- Subject to section 63, if a person dies without a Will and leaves a spouse or a partner as well as children, and if any of the intestate descendants are not descendants of the surviving spouse or partner, the spouse or partner is entitled to receive a preferential share from the estate. The preferential share is the greater of $150,000 and one-half of the net estate of the deceased. The children shall receive the remainder of the estate. (s.61(1) (b)).
- Subject to section 63, if a person dies without a Will and leaves a spouse and a partner and children from another relationship, the spouse and the partner split the preferential share, which is the greater of $150,000 and one-half of the net estate of the deceased, and the balance goes to the children (s.62 (a)).
- If a person dies without a Will and has a spouse and a partner and the intestate left to descendants, the spouse and the partner split the entirety of the intestate estate equally (s.62 (b)).
- The surviving spouse of an intestate is deemed to have predeceased the intestate if the intestate and the surviving spouse
- had been living separate and apart for more than 2 years at the time of the intestate’s death,
- are parties to a declaration of irreconcilability under the Family Law Act, or
- are parties to an agreement or order in respect of their property or other marital or family issues which appears to have been intended by one or both to separate and finalize their affairs in recognition of their marital breakup.This does not apply to a surviving spouse who reconciled with the intestate if the reconciliation was subsisting at the time of the intestate’s death (s.63).
- If a person dies without a Will and leaves no spouse, partner or descendant, the intestate goes to the parents of the intestate in equal shares if both survive the intestate or to the survivor of them (s.67(1)(a)).
When Is It Too Late to Create a Will?
Unless you are deceased, in which case you are not reading this, it is never too late to engage the services of one of our Alberta Estate Lawyers, who will assist you with proper and legal estate planning. It is a main requirement in law that before a person creates his or her Last Will, Power of Attorney and/or Personal Directive, they must be of sound mind. This is to ensure that the Will-maker or Testator understands the nature and effects of the documents and why they are signing them. Before a person can make a valid Will, they must possess what we call “testamentary capacity” or the legal ability to make a valid will.
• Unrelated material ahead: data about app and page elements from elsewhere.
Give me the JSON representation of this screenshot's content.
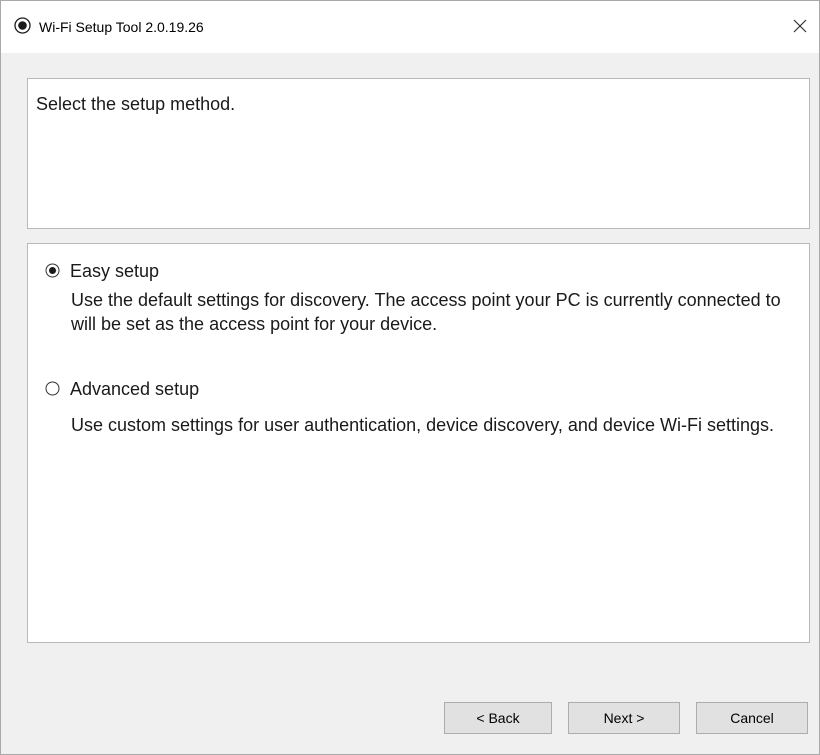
{
  "window": {
    "title": "Wi-Fi Setup Tool 2.0.19.26",
    "close_glyph": "✕",
    "icon": "app-icon",
    "close_icon": "close-icon"
  },
  "header": {
    "instruction": "Select the setup method."
  },
  "options": [
    {
      "label": "Easy setup",
      "selected": true,
      "description": "Use the default settings for discovery. The access point your PC is currently connected to will be set as the access point for your device."
    },
    {
      "label": "Advanced setup",
      "selected": false,
      "description": "Use custom settings for user authentication, device discovery, and device Wi-Fi settings."
    }
  ],
  "buttons": {
    "back": "< Back",
    "next": "Next >",
    "cancel": "Cancel"
  },
  "colors": {
    "window_background": "#f0f0f0",
    "panel_background": "#ffffff",
    "panel_border": "#b9b9b9",
    "button_background": "#e1e1e1",
    "button_border": "#adadad"
  }
}
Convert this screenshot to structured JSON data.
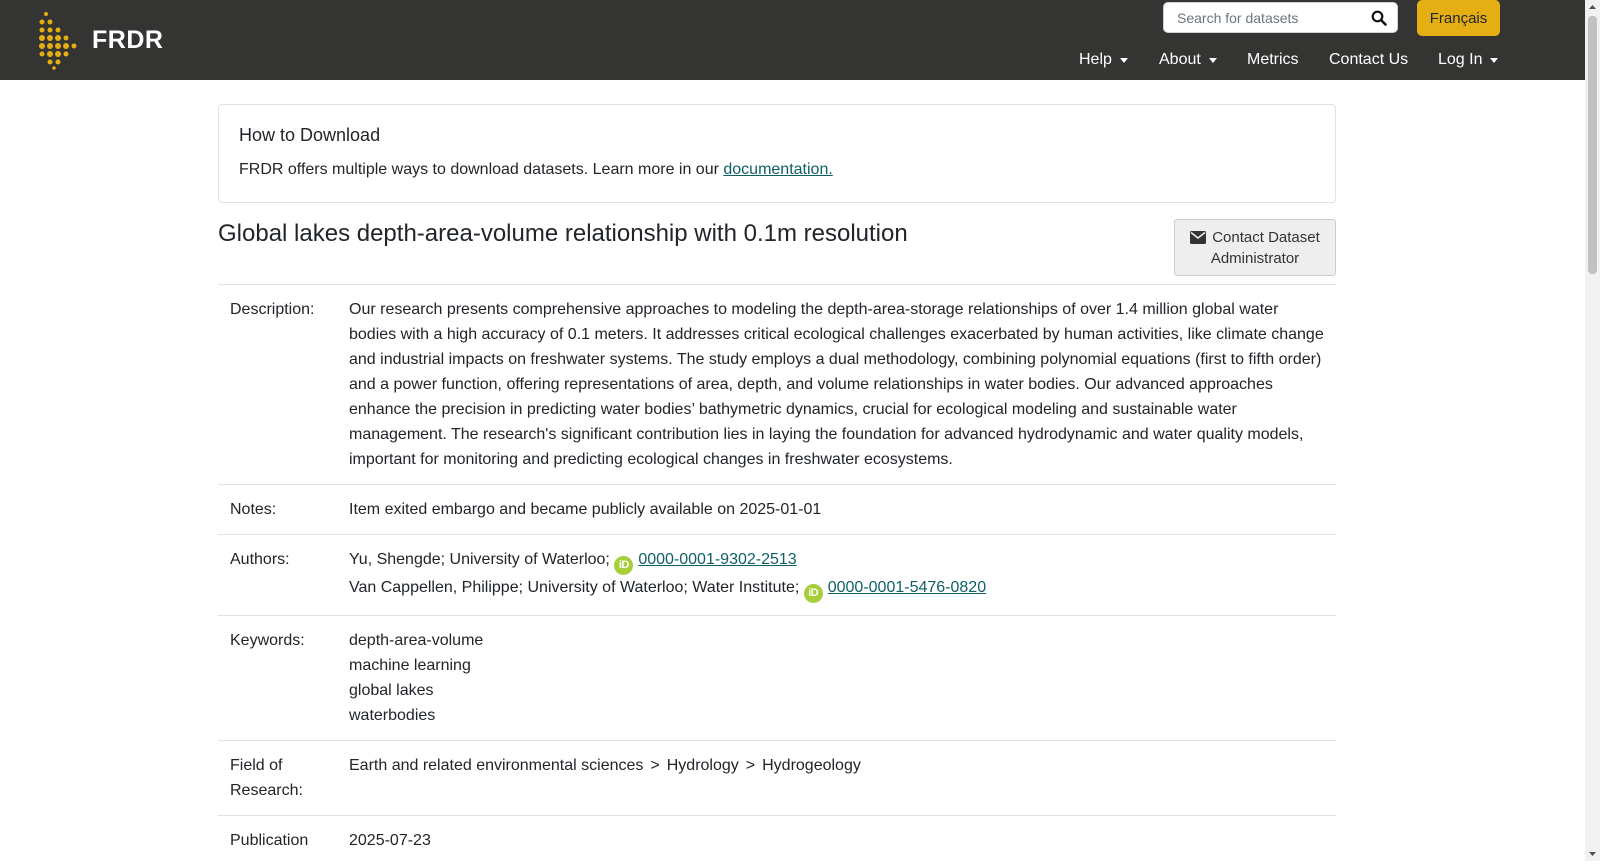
{
  "header": {
    "logo_text": "FRDR",
    "search_placeholder": "Search for datasets",
    "language_button": "Français",
    "nav": [
      {
        "label": "Help",
        "dropdown": true
      },
      {
        "label": "About",
        "dropdown": true
      },
      {
        "label": "Metrics",
        "dropdown": false
      },
      {
        "label": "Contact Us",
        "dropdown": false
      },
      {
        "label": "Log In",
        "dropdown": true
      }
    ],
    "colors": {
      "bar": "#343532",
      "accent": "#e5ae13"
    }
  },
  "download_card": {
    "title": "How to Download",
    "text": "FRDR offers multiple ways to download datasets. Learn more in our ",
    "link": "documentation."
  },
  "dataset": {
    "title": "Global lakes depth-area-volume relationship with 0.1m resolution",
    "contact_button": "Contact Dataset Administrator",
    "description_label": "Description:",
    "description": "Our research presents comprehensive approaches to modeling the depth-area-storage relationships of over 1.4 million global water bodies with a high accuracy of 0.1 meters. It addresses critical ecological challenges exacerbated by human activities, like climate change and industrial impacts on freshwater systems. The study employs a dual methodology, combining polynomial equations (first to fifth order) and a power function, offering representations of area, depth, and volume relationships in water bodies. Our advanced approaches enhance the precision in predicting water bodies’ bathymetric dynamics, crucial for ecological modeling and sustainable water management. The research's significant contribution lies in laying the foundation for advanced hydrodynamic and water quality models, important for monitoring and predicting ecological changes in freshwater ecosystems.",
    "notes_label": "Notes:",
    "notes": "Item exited embargo and became publicly available on 2025-01-01",
    "authors_label": "Authors:",
    "authors": [
      {
        "text": "Yu, Shengde; University of Waterloo;",
        "orcid": "0000-0001-9302-2513"
      },
      {
        "text": "Van Cappellen, Philippe; University of Waterloo; Water Institute;",
        "orcid": "0000-0001-5476-0820"
      }
    ],
    "orcid_badge": "iD",
    "keywords_label": "Keywords:",
    "keywords": [
      "depth-area-volume",
      "machine learning",
      "global lakes",
      "waterbodies"
    ],
    "field_label": "Field of Research:",
    "field": [
      "Earth and related environmental sciences",
      "Hydrology",
      "Hydrogeology"
    ],
    "field_separator": ">",
    "publication_label": "Publication",
    "publication": "2025-07-23"
  }
}
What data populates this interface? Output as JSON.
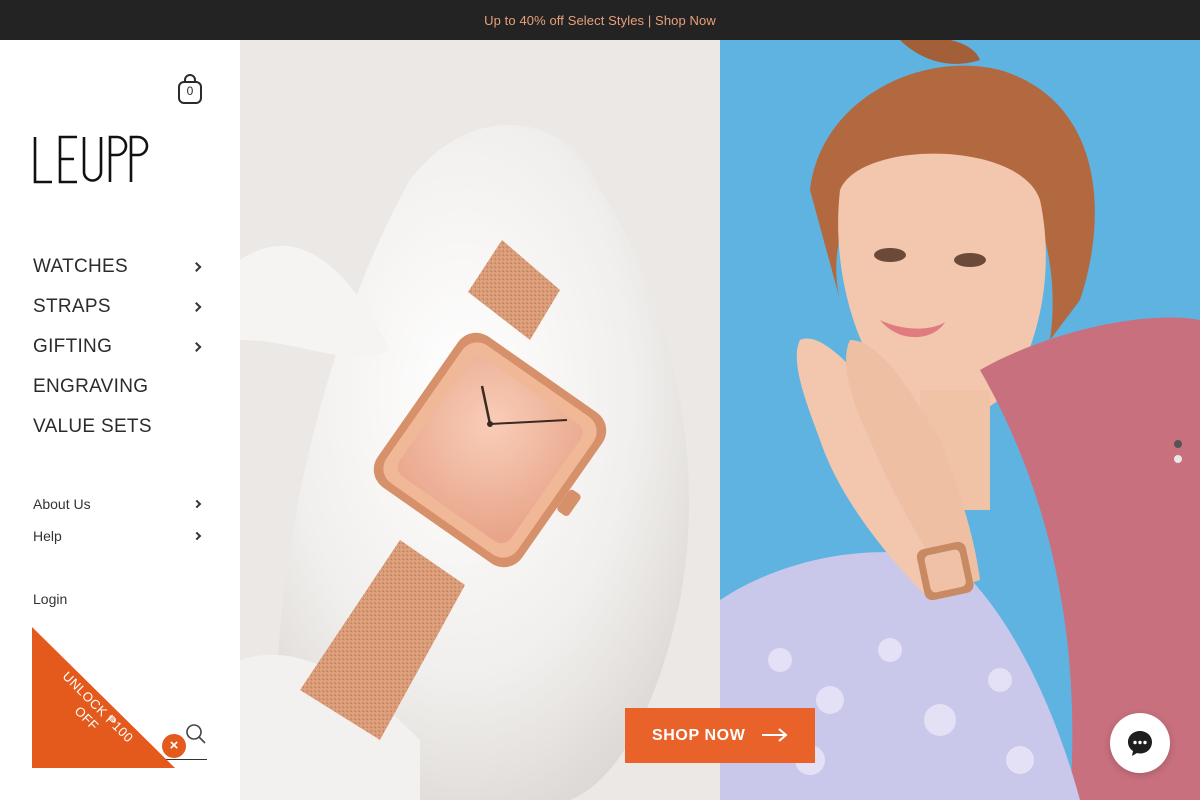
{
  "announcement": {
    "text": "Up to 40% off Select Styles | Shop Now"
  },
  "cart": {
    "count": "0",
    "icon": "shopping-bag-icon"
  },
  "brand": {
    "logo_text": "LEUPP"
  },
  "main_nav": [
    {
      "label": "WATCHES",
      "has_submenu": true
    },
    {
      "label": "STRAPS",
      "has_submenu": true
    },
    {
      "label": "GIFTING",
      "has_submenu": true
    },
    {
      "label": "ENGRAVING",
      "has_submenu": false
    },
    {
      "label": "VALUE SETS",
      "has_submenu": false
    }
  ],
  "secondary_nav": [
    {
      "label": "About Us",
      "has_submenu": true
    },
    {
      "label": "Help",
      "has_submenu": true
    }
  ],
  "account": {
    "login_label": "Login"
  },
  "search": {
    "icon": "search-icon"
  },
  "promo": {
    "text": "UNLOCK ₱100 OFF",
    "color": "#e35a1c",
    "close_icon": "close-icon"
  },
  "hero": {
    "button_label": "SHOP NOW",
    "button_color": "#e8622a",
    "slides": 2,
    "active_slide": 1
  },
  "chat": {
    "icon": "chat-icon"
  }
}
When a person can no longer satisfy this requirement, they can no longer make a Will. This may result in the application for estate administration or estate litigation, which is usually more stressful and costly than a straightforward application for probate.
For more information about creating a Will, contact Edmonton Law Office today to set up a free initial consultation with one of our estate planning lawyers.